[9] Korn Ferry. 2019. Korn Ferry Analysis of Largest U.S. Companies Shows Percentage of Women in C-Suite Roles Inches Up from Previous Year. Retrieved December 20, 2023 from

[10] Krishnan, H.A., Park, D. 2005. A few good women—on top management teams. Journal of Business Research. 58, 12 (Dec. 2005), 1712–1720. DOI:

[11] Lucifora, C., Meurs, D., Villar, E. 2021. The mommy track in the workplace. Evidence from a large French firm. Labour Economics. 72, (Oct. 2021), 102035. DOI:

[12] McKinsey & Company. The rise of quantum computing. Retrieved December 20, 2023 from

[13] Millien, R. 2023. Software-related U.S. patent grants in 2022 remained steady while Chinese software patents rose 8%. IPWatchdog. Retrieved December 20, 2023 from

[14] National Center for Women & IT. 2020. Learning From Young Women: A Multi-Year NCWIT Research Study from

[15] National Center for Women & IT. 2022. Who Invents IT: Women’s Participation in Information Technology Patenting. Retrieved December 20, 2023 from Center for Women & IT-patenting-report-2022-update/.

[16] Page, S.E. 2007. The Difference: How the Power of Diversity Creates Better Groups, Firms, Schools, and Societies. Princeton University Press.

[17] Phillips, K.W., Medin, D., Lee, C.D., Bang, M., Bishop, S. and Lee, D.N. 2014. How diversity works. Scientific American. 311, 4 (2014), 42–47.
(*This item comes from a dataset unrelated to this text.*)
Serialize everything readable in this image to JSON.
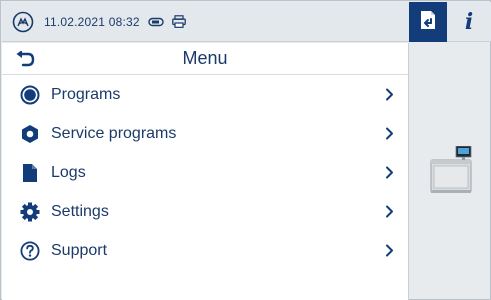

[18] Thomas, R., Cooper, M., McShane Urban, K., Cardazone, G., Borher, A., Mahajan, S., Yee, L., Krivkovich, A., Huang, J., Rambachan, I., Burns, T. and Trkulja, T. 2021. Women in the Workplace. 2021. McKinsey Company and

[19] Turner, L. 2009. Gender diversity and innovative performance. International Journal of Innovation and Sustainable Development. 4, 2/3 (2009), 123. DOI:

[20] U.S. Department of Labor. U.S. Bureau of Labor Statistics. 2023. Median weekly earnings of full-time wage and salary workers by detailed occupation and sex 2020: 2021. Retrieved December 20, 2023 from

[21] Wolff, T., Minkler, M., Wolfe, S.M., Berkowitz, B., Bowen, L., Butterfoss, F.D. and Lee, K. S. 2017. Collaborating for equity and justice: Moving beyond collective impact. Nonprofit Quarterly. 9, (2017), 42–53.

Next article